The amount of maintenance that needs to be carried out to keep a propane generator functioning at optimal levels is considerably less than what is required in diesel or gasoline generators, for instance. These maintenance tasks are mostly necessitated by the accumulation of carbon deposits upon the internal parts of the generator, the fuel lines, and its exhaust.
Being sure that you can get access to fuel for your generator whenever you need it is a major consideration to take into account. While diesel or gasoline is mostly available at gas station pumps, should there be a power outage at these outlets, the fuel pumps will be rendered inoperative.
The fact that you can purchase a tank of propane at numerous outlets, as well as gas stations, means that it is a more readily available fuel source even during blackouts, earthquakes, hurricanes, and comparably disruptive events.
Downsides to Using a Propane-Powered Generator
Of course, there are some caveats to keep in mind when making a choice to go for propane generators. You should also consider these factors when figuring out what will work in your particular circumstances.
Cold Weather Impact
Propane is prone to feeling the effects of extreme cold conditions, such as those that affect certain regions of the United States during wintertime. Because propane sits in liquid form while in the tank, the extreme cold might prevent it from turning into a gaseous form, this results in a lowering of the pressure in the tank and might even lead to a seeming reduction of your tank’s propane volume.
This is the reason why those living in areas that experience extremely cold seasons are advised to insulate or store their tanks underground. A convenient solution might be the use of a heat cable for pipe freeze protection, which will work just as well when wrapped around your propane tank’s sides.
You will begin noticing the negative effects of cold weather on your propane setup’s performance once temperatures fall near and below -20 degrees.
Lower Energy Density
The biggest charge against propane for many users is the comparatively lower energy density of the fuel when held up against diesel or natural gas, for instance. While diesel packs a BTU per gallon of 139000, propane will only give us 91330 BTU per gallon. The upshot is that you will need to refuel more often when using a propane generator than you would while using a diesel or gasoline unit.
Making the Switch From Gas to Propane
You might be pleased to learn that you can quite easily make the change from gasoline to propane usage by installing a conversion kit onto your generator assembly. This will actually allow your generator to use gasoline or propane, making it a truly reliable electricity source.
With a few readily available tools, you can accomplish the conversion yourself. However, you will need to make sure that you have the proper conversion kit for your particular engine.
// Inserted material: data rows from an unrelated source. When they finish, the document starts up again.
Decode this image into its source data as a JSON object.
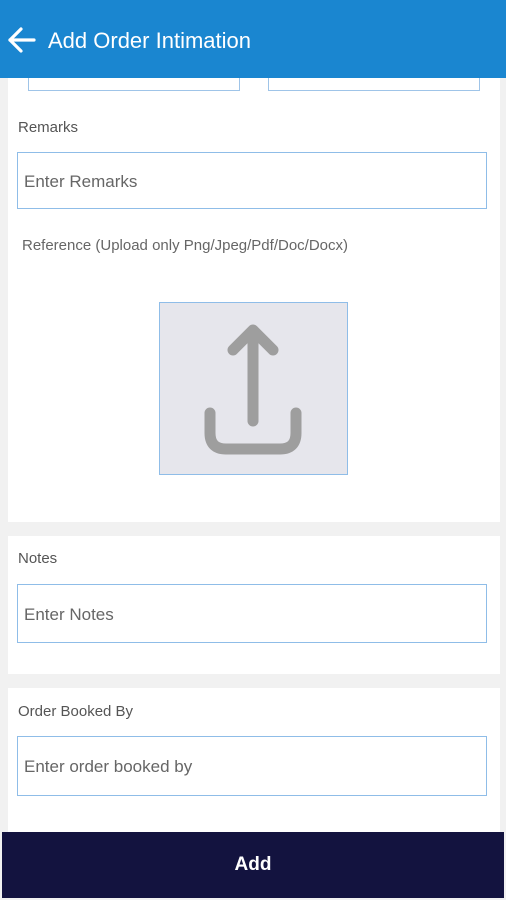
{
  "header": {
    "title": "Add Order Intimation",
    "back_icon": "arrow-left-icon",
    "background": "#1a86d0"
  },
  "remarks": {
    "label": "Remarks",
    "placeholder": "Enter Remarks"
  },
  "reference": {
    "label": "Reference (Upload only Png/Jpeg/Pdf/Doc/Docx)",
    "upload_icon": "upload-icon"
  },
  "notes": {
    "label": "Notes",
    "placeholder": "Enter Notes"
  },
  "order_booked_by": {
    "label": "Order Booked By",
    "placeholder": "Enter order booked by"
  },
  "footer": {
    "add_label": "Add",
    "background": "#13133f"
  }
}
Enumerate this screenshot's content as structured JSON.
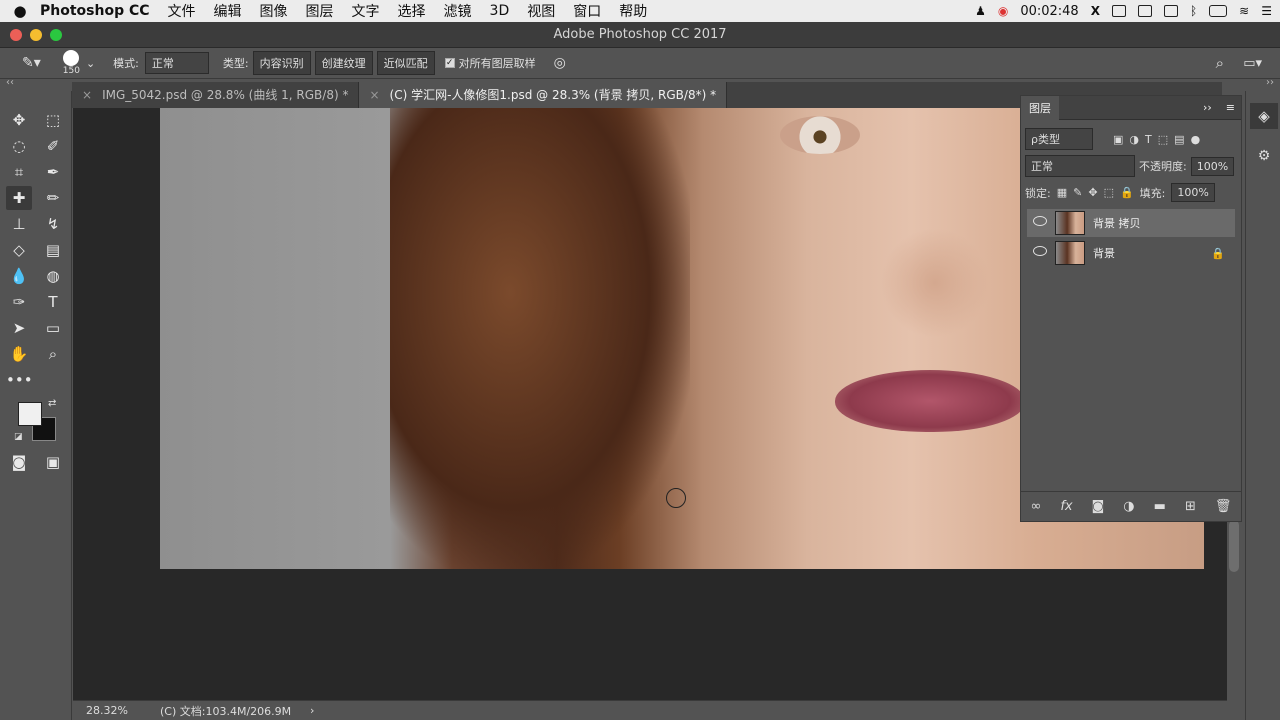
{
  "menubar": {
    "apple": "",
    "app": "Photoshop CC",
    "items": [
      "文件",
      "编辑",
      "图像",
      "图层",
      "文字",
      "选择",
      "滤镜",
      "3D",
      "视图",
      "窗口",
      "帮助"
    ],
    "clock": "00:02:48"
  },
  "window": {
    "title": "Adobe Photoshop CC 2017",
    "traffic": [
      "#ec5f57",
      "#f5bd2f",
      "#2ac840"
    ]
  },
  "options": {
    "brush_size": "150",
    "mode_label": "模式:",
    "mode_value": "正常",
    "type_label": "类型:",
    "type_buttons": [
      "内容识别",
      "创建纹理",
      "近似匹配"
    ],
    "sample_all": "对所有图层取样"
  },
  "tabs": [
    {
      "label": "IMG_5042.psd @ 28.8% (曲线 1, RGB/8) *",
      "active": false
    },
    {
      "label": "(C) 学汇网-人像修图1.psd @ 28.3% (背景 拷贝, RGB/8*) *",
      "active": true
    }
  ],
  "status": {
    "zoom": "28.32%",
    "doc": "(C) 文档:103.4M/206.9M",
    "arrow": "›"
  },
  "layers_panel": {
    "title": "图层",
    "kind_filter": "ρ类型",
    "blend_mode": "正常",
    "opacity_label": "不透明度:",
    "opacity_value": "100%",
    "lock_label": "锁定:",
    "fill_label": "填充:",
    "fill_value": "100%",
    "layers": [
      {
        "name": "背景 拷贝",
        "selected": true,
        "locked": false
      },
      {
        "name": "背景",
        "selected": false,
        "locked": true
      }
    ],
    "footer_icons": [
      "link-icon",
      "fx-icon",
      "mask-icon",
      "adjustment-icon",
      "folder-icon",
      "new-layer-icon",
      "trash-icon"
    ],
    "fx": "fx"
  },
  "tools": {
    "more": "•••"
  },
  "colors": {
    "foreground": "#f0f0f0",
    "background": "#111111",
    "accent": "#3a3a3a"
  }
}
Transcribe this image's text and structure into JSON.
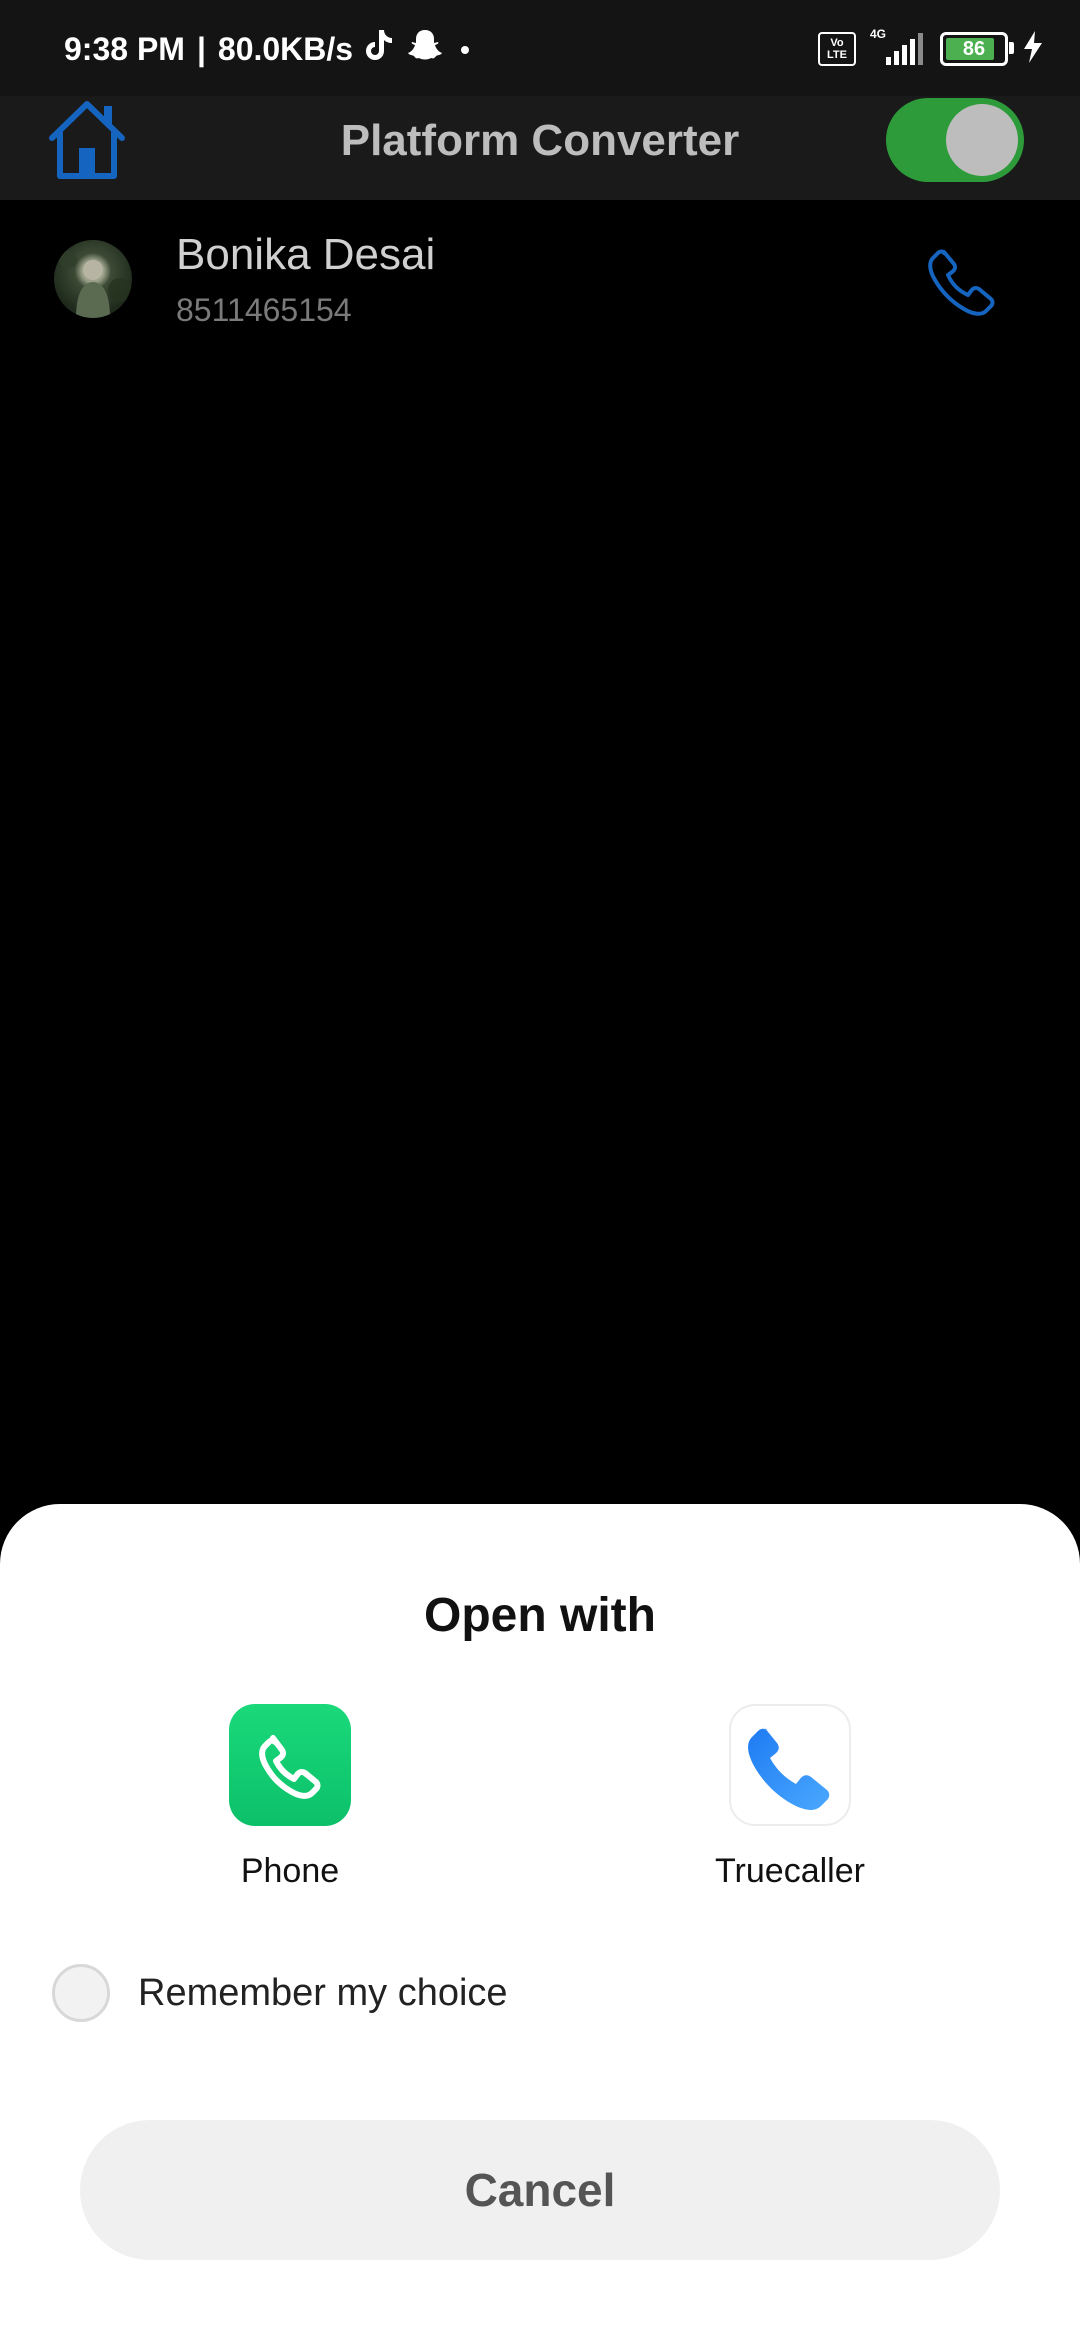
{
  "status_bar": {
    "time": "9:38 PM",
    "separator": "|",
    "network_speed": "80.0KB/s",
    "volte_top": "Vo",
    "volte_bottom": "LTE",
    "network_type": "4G",
    "battery_level": "86"
  },
  "app_bar": {
    "title": "Platform Converter",
    "toggle_on": true,
    "accent_color": "#1565c0",
    "toggle_color": "#2e9b3a"
  },
  "contact": {
    "name": "Bonika Desai",
    "number": "8511465154"
  },
  "sheet": {
    "title": "Open with",
    "apps": [
      {
        "label": "Phone",
        "icon": "phone-app-icon"
      },
      {
        "label": "Truecaller",
        "icon": "truecaller-app-icon"
      }
    ],
    "remember_label": "Remember my choice",
    "remember_checked": false,
    "cancel_label": "Cancel"
  }
}
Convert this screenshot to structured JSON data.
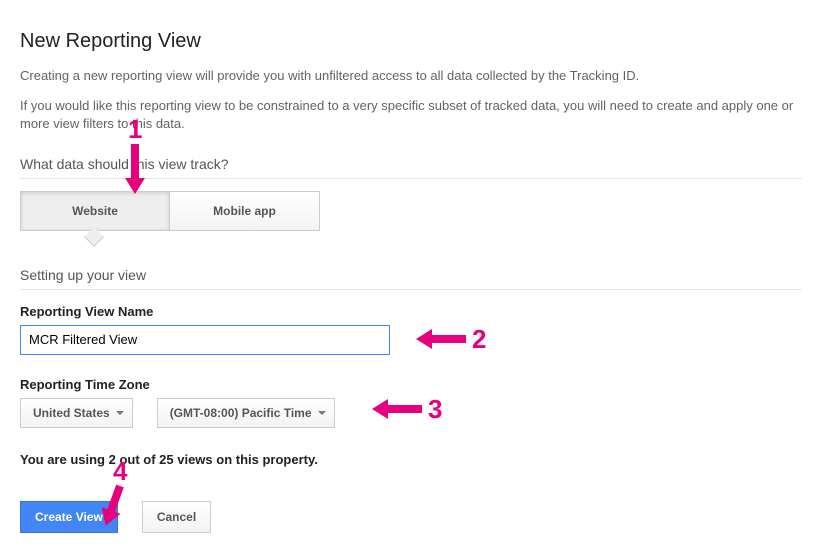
{
  "page": {
    "title": "New Reporting View",
    "desc1": "Creating a new reporting view will provide you with unfiltered access to all data collected by the Tracking ID.",
    "desc2": "If you would like this reporting view to be constrained to a very specific subset of tracked data, you will need to create and apply one or more view filters to this data."
  },
  "track_section": {
    "heading": "What data should this view track?",
    "options": {
      "website": "Website",
      "mobile": "Mobile app"
    }
  },
  "setup_section": {
    "heading": "Setting up your view",
    "name_label": "Reporting View Name",
    "name_value": "MCR Filtered View",
    "tz_label": "Reporting Time Zone",
    "country": "United States",
    "tz": "(GMT-08:00) Pacific Time"
  },
  "usage_note": "You are using 2 out of 25 views on this property.",
  "buttons": {
    "create": "Create View",
    "cancel": "Cancel"
  },
  "annotations": {
    "a1": "1",
    "a2": "2",
    "a3": "3",
    "a4": "4"
  }
}
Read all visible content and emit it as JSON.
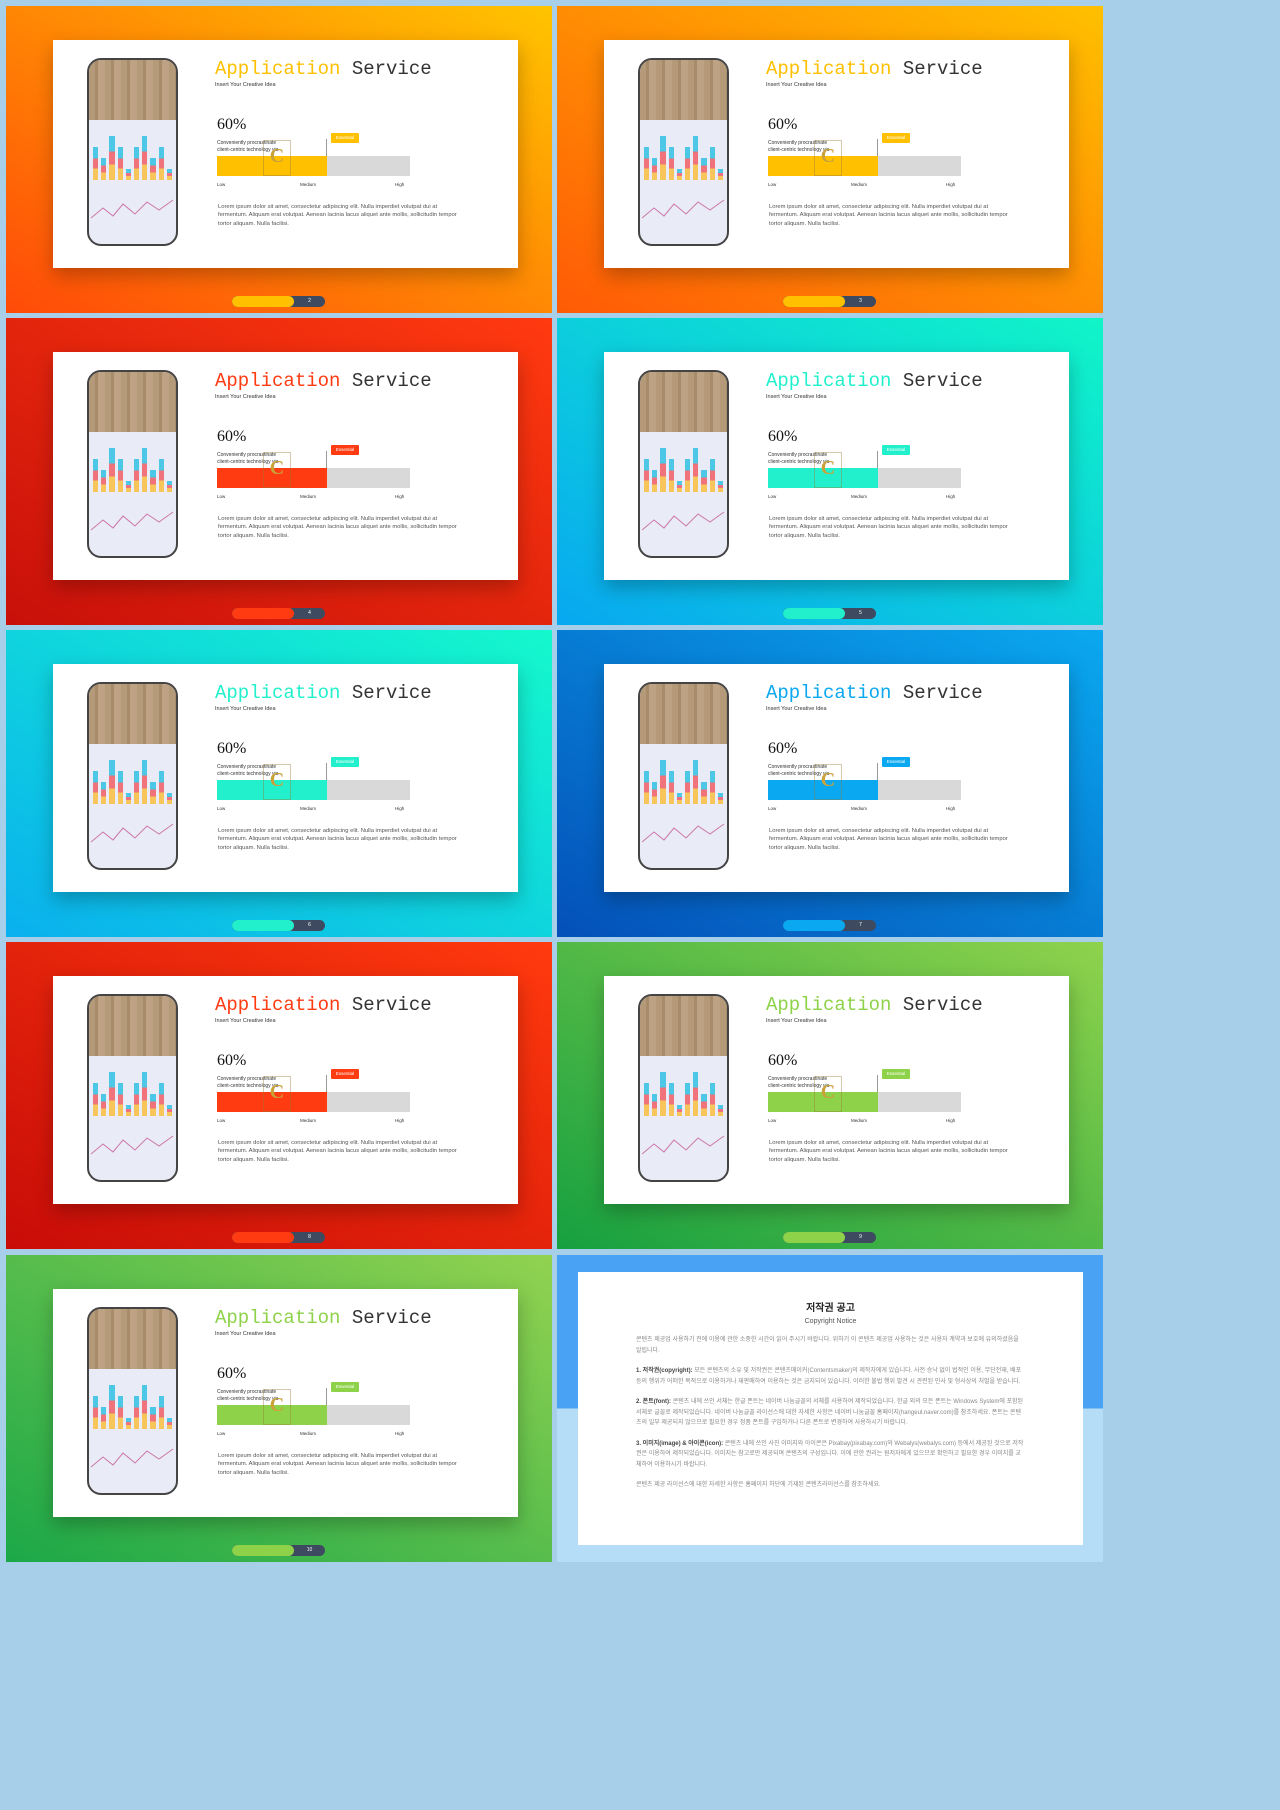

These are mostly categorized by brand, such as the Hutch Mountain New Honda EU2200i TriFuel conversion kit, which will actually allow you to use propane, natural gas, or gasoline to power your generator.
To give you an idea of what installing such a kit will entail, here’s a great video from Fate Unbound:
Whatever you need your generator for, one of the biggest factors to consider will be the type of fuel it will use. While different types of fuel have different attributes that would make them the best fit for you, it may be said that propane makes for a safe bet across the board.
The ability to install a conversion kit means that you don’t need a new generator even if you already have a unit that utilizes a different fuel type. You can enjoy the benefits different power sources have to offer at a fraction of the cost you would incur if you were to purchase a new generator.